How often do you eat legumes? If you don't follow a vegetarian or vegan diet, I bet that the answer is "sometimes" or "rarely" and to the question, "how often do you eat fermented foods like tempeh?" the answer is probably "rarely" or "never".
This happens for two reasons. On the one hand, because fermented food is quite foreign to our traditional eating habits. On the other hand, we are led to exclude legumes from the diet due to intestinal problems (swollen belly, constipation, flatulence) even if these consequences are nothing more than the result of the disaccustom of consuming legumes!
Those who regularly eat legumes have "specialized" bacterial flora capable of tolerating them and can manage them well without incurring annoying abdominal pains. Let's find out more about the two protagonists of today's recipe: tempeh and chickpeas.
Tempeh is originally from Indonesia and its best-known version is that derived from soy.

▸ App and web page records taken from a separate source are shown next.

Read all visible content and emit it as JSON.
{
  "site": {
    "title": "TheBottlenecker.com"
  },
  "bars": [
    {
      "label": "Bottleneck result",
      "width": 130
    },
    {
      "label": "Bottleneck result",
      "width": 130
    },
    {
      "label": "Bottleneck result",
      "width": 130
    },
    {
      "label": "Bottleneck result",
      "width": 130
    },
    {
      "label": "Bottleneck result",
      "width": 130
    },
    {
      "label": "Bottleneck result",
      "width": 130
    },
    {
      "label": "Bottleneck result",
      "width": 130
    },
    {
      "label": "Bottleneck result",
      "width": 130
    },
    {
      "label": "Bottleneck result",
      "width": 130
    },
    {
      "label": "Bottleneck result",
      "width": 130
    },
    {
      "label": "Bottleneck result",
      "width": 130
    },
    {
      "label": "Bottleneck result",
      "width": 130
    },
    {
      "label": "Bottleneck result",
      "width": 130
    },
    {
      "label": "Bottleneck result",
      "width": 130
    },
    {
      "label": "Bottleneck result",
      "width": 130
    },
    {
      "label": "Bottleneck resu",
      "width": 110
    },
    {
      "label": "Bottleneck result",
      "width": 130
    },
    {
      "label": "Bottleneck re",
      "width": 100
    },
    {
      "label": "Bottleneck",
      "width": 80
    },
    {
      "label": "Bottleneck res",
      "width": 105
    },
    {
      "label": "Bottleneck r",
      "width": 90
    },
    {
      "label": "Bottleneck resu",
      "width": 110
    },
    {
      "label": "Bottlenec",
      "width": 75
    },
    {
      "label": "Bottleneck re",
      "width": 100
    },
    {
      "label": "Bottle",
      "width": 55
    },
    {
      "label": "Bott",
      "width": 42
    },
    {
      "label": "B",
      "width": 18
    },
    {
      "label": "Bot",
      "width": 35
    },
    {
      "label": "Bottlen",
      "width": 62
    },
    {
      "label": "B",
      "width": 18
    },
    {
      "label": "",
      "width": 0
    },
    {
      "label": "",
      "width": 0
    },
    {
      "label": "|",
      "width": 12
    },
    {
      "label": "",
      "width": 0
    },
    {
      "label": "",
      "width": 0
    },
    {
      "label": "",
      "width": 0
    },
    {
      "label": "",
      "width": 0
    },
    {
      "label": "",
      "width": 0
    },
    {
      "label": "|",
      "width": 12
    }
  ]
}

Tempeh is made by fermenting cooked soybeans thanks to the molds of the Rhizopus genus. The fermentation takes place for about 2-5 days at 30 degrees, and during this time the hyphae develop which inserts themselves into the beans by binding them together. For molds to be able to penetrate beans, the seeds themselves must be stripped of the fibrous envelope.

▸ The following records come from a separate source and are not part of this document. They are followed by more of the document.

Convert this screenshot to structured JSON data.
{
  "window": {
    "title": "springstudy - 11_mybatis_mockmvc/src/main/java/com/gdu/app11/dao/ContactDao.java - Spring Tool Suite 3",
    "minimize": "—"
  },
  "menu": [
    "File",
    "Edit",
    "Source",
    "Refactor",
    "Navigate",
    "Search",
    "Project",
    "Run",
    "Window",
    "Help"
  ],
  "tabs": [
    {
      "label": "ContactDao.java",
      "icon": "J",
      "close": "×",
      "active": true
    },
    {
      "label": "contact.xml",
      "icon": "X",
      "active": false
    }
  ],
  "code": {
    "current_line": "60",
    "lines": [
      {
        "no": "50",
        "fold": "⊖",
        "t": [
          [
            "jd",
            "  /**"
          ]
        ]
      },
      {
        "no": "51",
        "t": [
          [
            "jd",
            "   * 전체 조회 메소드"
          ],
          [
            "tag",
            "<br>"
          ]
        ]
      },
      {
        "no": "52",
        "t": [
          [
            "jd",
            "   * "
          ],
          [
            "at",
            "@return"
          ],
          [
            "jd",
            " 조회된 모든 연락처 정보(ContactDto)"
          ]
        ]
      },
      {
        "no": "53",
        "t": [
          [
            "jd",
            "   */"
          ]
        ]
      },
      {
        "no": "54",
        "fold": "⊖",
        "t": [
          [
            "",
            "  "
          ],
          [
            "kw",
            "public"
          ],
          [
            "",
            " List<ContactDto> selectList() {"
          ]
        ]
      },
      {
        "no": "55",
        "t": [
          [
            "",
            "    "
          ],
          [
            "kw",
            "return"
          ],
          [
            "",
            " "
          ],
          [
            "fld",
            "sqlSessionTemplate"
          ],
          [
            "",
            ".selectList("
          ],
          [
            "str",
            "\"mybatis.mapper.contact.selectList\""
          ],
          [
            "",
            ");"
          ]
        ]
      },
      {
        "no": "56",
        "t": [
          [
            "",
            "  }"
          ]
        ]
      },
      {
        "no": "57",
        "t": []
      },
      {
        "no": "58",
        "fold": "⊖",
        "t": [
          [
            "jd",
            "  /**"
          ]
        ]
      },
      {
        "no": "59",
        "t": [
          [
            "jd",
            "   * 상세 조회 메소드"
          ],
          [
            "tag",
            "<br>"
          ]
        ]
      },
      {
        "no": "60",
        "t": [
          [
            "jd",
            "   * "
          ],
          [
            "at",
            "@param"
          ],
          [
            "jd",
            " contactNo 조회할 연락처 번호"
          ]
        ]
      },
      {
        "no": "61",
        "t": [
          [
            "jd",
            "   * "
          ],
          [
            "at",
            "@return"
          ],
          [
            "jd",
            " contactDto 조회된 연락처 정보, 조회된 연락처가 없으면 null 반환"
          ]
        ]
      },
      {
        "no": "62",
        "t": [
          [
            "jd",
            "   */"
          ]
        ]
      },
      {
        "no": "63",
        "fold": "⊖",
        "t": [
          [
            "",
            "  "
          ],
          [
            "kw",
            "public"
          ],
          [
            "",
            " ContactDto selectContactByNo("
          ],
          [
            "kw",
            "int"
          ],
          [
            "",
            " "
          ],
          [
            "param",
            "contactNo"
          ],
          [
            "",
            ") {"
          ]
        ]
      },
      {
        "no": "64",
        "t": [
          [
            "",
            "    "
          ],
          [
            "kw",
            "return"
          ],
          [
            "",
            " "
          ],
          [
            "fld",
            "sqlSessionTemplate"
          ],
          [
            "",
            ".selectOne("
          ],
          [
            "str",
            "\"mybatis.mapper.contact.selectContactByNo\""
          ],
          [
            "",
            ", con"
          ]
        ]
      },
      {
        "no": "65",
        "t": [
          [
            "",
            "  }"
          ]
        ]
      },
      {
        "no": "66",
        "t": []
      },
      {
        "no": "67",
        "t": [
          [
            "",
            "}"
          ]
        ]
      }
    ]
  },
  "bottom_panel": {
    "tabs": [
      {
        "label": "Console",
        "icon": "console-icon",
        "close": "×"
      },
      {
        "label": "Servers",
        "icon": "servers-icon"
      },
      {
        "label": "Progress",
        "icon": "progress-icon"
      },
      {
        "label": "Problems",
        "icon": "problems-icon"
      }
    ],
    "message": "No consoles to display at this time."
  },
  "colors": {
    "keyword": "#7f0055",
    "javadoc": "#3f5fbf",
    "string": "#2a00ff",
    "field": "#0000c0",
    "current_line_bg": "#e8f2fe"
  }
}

Tempeh is also extremely versatile in the kitchen, and is often used as a substitute for meat in stews, sauces, or fried. The best way to use it, however, is raw or warmed, combining it with other ingredients only at the end of their cooking, or accompanying it alone to the preferred seasoning. Only in this way is its probiotic properties are preserved.
It is a good idea to include tempeh in your diet because it is an exceptional source of probiotics. Microorganisms are still alive and vital at the time of consumption and therefore contribute to enriching the bacterial colonies that form our intestinal microbiota.

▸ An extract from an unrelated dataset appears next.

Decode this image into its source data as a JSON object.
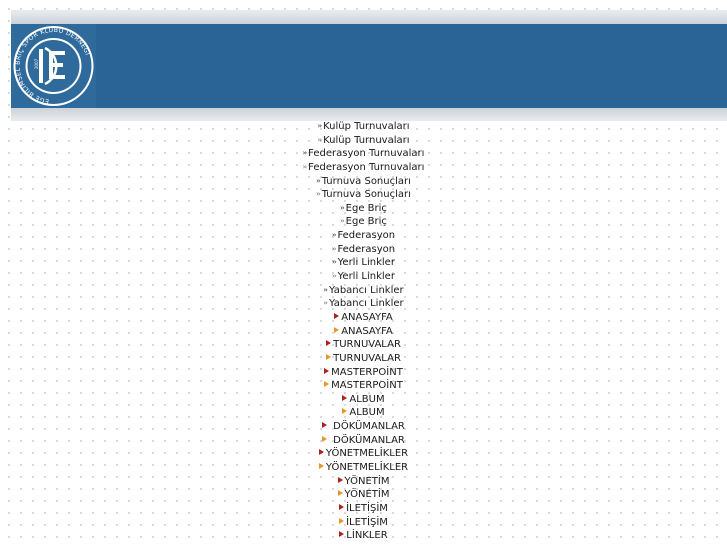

Chickpeas contain a remarkable variety of vitamins, minerals and beneficial elements for the body:
- B vitamins (B1, B2, B3, B5, and B6),
- vitamin C and E,
- potassium, calcium phosphorus and magnesium,
- omega 3,
- dietary fiber.
They also have high satiating power. It is always recommended to consume chickpeas (and other legumes) together with a whole-grain cereal (for example a plate of brown rice) to complete its amino acid pool.
Tempeh and chickpeas meatballs with tomato sauce
Today's recipe is a dietetic and veg reinterpretation of the famous Italian recipe of meatballs with sauce. We will in fact make delicious vegetable meatballs with sauce suitable for everyone, vegetarian, vegan and otherwise.
Watch the video with the recipe preparation!
- 150g natural tempeh
- 240g of cooked chickpeas
- 1 tablespoon of parmesan (vegetarian option) or flake yeast (vegan option)
- Garlic and onion powder
- Salt to taste.
- 300ml of organic tomato sauce
- 1 red onion
- Water to taste
- Raw oil (optional)
- First mix the tempeh and the well-drained chickpeas. Add salt and spices, parmesan or flake yeast (they are optional but still recommended for the final flavor).
- Create a consistency similar to pongo, in this way it will be easy to handle the dough and create meatballs.
- Form meatballs of the size and shape you prefer by working a little dough with your hands. Alternatively, you can make hamburgers, giving the shape with your hands or helping yourself with a pastry cutter.
- In the meantime, finely chop an onion or a shallot, and leave to dry in a non-stick pan together with a drop of water.
- At this point, pour the tomato sauce and season with salt. Let the sauce cook completely, and only then dip the meatballs.
- They will have to warm up for 1 or 2 minutes maximum otherwise they will melt! Alternatively, you can cook the meatballs separately in a red-hot non-stick pan, a couple of minutes per side, or in the oven at 180 degrees for 5 minutes.
Macros for the recipe:
C 43 g; P 74.6 g; F 12.5 g
Today's recipe is ideal for helping to reduce meat consumption and create excellent veg burgers. It is also an example of how to use tempeh and legumes in the kitchen, to insert these food sources into our daily diet, always taking care to maximize the taste and goodness of the prepared dishes!